(Grand Forks, B.C. Canada)
There are many different species of wasps – we’re used to seeing the hornets and yellow jackets, but if you’re observant, you’ll see many others. Some are very solitary, and work alone. Some are hive oriented, similar to honey bees and bumble bees.
The Ichneumon wasp looks much worse that she really is – that’s not an incredibly long stinger, it’s an ovipositor, so she can lay eggs in crevices and cracks in wood for her larvae to be protected from predators. It’s also so that there is a fully stocked larder for them when they first hatch. She finds a spot where there are bark beetles beneath the outer layer of wood, and that’s where the eggs are laid.
I wondered how it was accomplished, and one day I witnessed it in action – the wasp stands on her front legs, raising the ovipositor in the air, then brings it down underneath her, and holding it like a fire hose with two of the back legs, aims it into the cracks and crannies to lay the eggs.

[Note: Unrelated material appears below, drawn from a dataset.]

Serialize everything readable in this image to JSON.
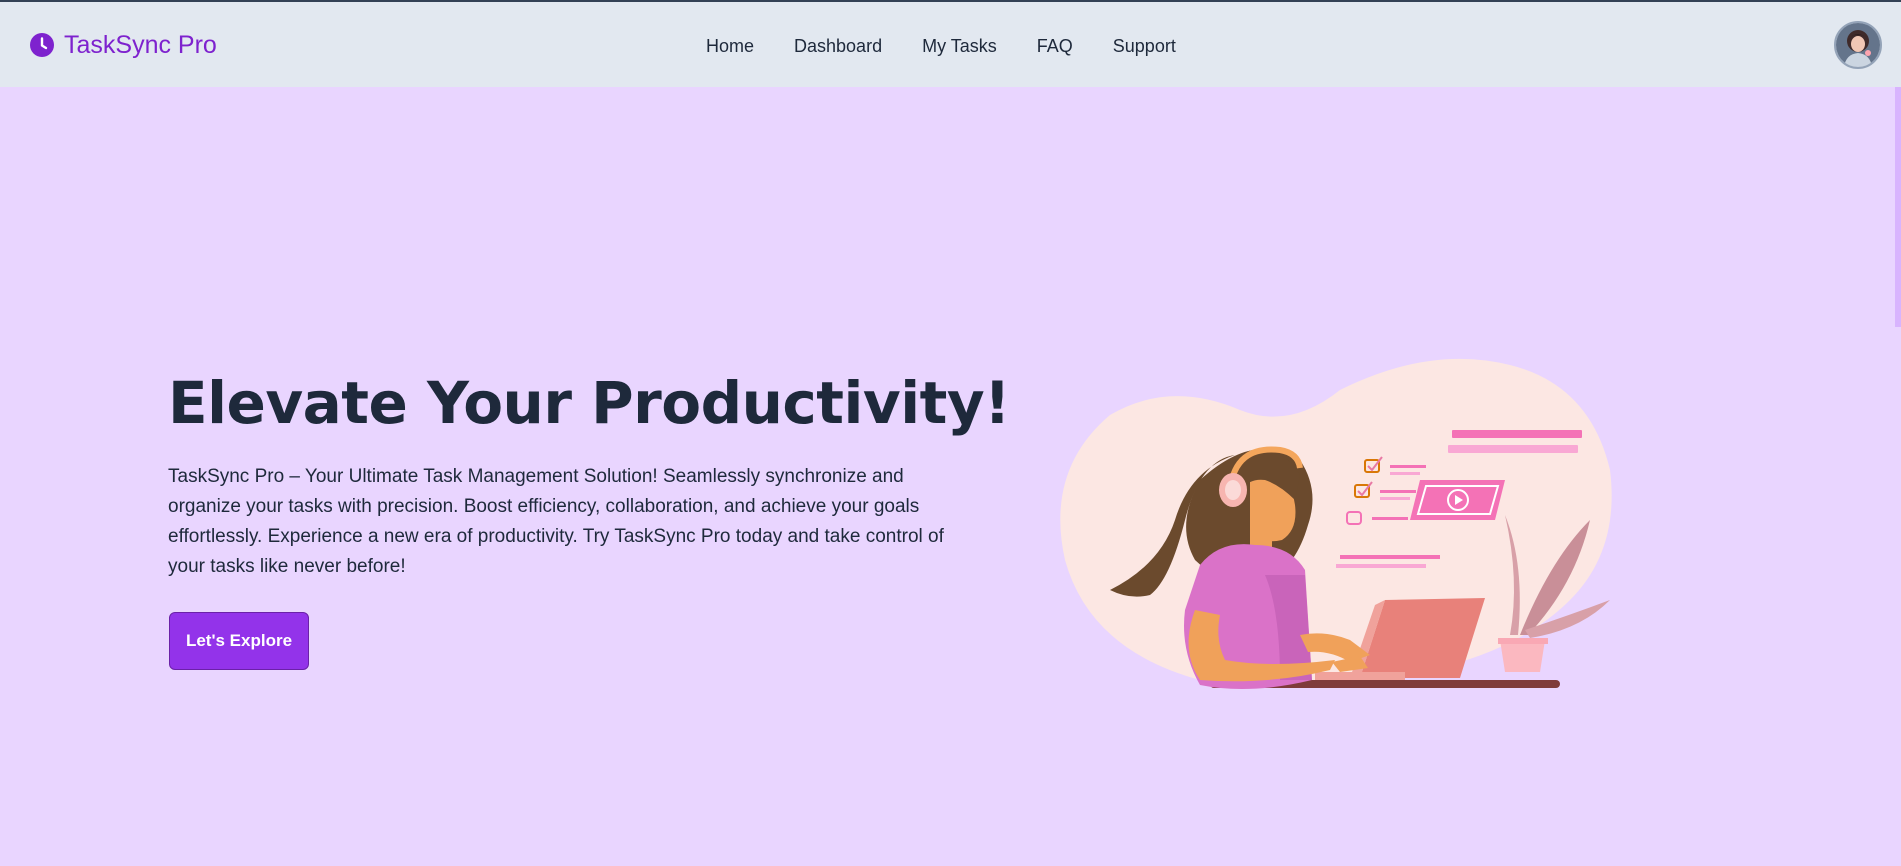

The sheer amount and quantity of wasps is amazing. They come in all shapes, sizes and colours and take care of a wide range of problems in the xeric garden. Without them, we would be overrun with caterpillars, adult moths and many other pests.
See other wasps or wasp like insects here: